Invented in 1840 by Joseph Petzval, the Petzval lens sparked a revolution in portraiture thanks to its ability to handle wide apertures and short exposure. Since the lens is now difficult to find and expensive (but still beloved), Lomography decided to try to bring it back to life for the digital age via Kickstarter. The company, which makes a variety of quirky analog and low-fi cameras, was anticipating some interest in the whimsical project but, perhaps, not this much interest.
"We definitely weren’t expecting the campaign to skyrocket like this," Angela Bilog, a Lomography spokesperson said in an email. "It’s great to see the worldwide support and interest gaged for film photography today."
Looking like something you'd find at a Steampunk convention, the brass Petzval will use a special, inserted Waterhouse diaphragm to change aperture. The new design has improved the aperture range of the original lens, which will run from f/2.2 to f/16. The manual 85mm lens will be offered in Nikon F and Canon EF mounts with a minimal focusing distance of one meter.
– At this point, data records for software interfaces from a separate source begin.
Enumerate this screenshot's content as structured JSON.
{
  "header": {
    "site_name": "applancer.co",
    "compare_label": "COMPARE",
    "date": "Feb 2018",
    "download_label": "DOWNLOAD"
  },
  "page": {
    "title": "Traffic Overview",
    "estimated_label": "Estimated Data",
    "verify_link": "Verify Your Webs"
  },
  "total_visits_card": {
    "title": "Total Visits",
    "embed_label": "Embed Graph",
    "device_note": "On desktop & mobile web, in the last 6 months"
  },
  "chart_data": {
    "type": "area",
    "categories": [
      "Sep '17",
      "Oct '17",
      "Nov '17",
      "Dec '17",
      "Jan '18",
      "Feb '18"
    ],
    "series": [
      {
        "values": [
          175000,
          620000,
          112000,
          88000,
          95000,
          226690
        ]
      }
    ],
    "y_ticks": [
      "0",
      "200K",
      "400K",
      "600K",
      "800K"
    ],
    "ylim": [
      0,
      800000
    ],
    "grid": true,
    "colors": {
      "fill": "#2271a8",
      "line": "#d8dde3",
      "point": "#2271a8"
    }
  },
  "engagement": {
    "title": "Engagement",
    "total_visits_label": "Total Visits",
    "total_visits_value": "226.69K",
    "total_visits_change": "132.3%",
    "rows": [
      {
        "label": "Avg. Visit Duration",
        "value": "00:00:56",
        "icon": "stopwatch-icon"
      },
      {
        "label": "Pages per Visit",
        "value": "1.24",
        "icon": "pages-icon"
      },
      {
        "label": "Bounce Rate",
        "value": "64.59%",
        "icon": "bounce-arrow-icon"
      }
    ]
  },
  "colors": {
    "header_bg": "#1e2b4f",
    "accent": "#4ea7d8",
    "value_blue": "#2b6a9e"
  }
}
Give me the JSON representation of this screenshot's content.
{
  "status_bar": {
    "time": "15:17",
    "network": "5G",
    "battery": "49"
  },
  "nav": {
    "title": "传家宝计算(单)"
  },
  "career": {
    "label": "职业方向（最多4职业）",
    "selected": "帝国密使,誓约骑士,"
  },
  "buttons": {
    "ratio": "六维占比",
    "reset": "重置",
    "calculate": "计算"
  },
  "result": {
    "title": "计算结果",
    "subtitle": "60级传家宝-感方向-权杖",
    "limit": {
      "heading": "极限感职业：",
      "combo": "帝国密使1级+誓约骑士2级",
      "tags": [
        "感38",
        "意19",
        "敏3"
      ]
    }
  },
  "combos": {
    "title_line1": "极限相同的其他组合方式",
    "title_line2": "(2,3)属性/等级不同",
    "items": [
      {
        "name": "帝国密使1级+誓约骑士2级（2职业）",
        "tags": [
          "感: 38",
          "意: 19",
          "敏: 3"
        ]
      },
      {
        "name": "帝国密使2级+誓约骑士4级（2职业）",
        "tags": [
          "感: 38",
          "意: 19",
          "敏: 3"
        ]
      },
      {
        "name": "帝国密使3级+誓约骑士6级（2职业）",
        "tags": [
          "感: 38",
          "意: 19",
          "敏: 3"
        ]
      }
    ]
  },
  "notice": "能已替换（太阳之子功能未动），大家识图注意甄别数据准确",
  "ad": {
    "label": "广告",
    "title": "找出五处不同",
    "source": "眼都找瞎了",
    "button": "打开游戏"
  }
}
Petzval lenses are famed for being incredibly sharp at the center, while providing a unique, swirling bokeh around the edges. To recreate this, Lomography and their Russian manufacturing partners at Zenit went back to the original lens and reinvented the optic to recreate the look and feel of the original but designed for a modern digital or analog SLR. Check out some sample shots below.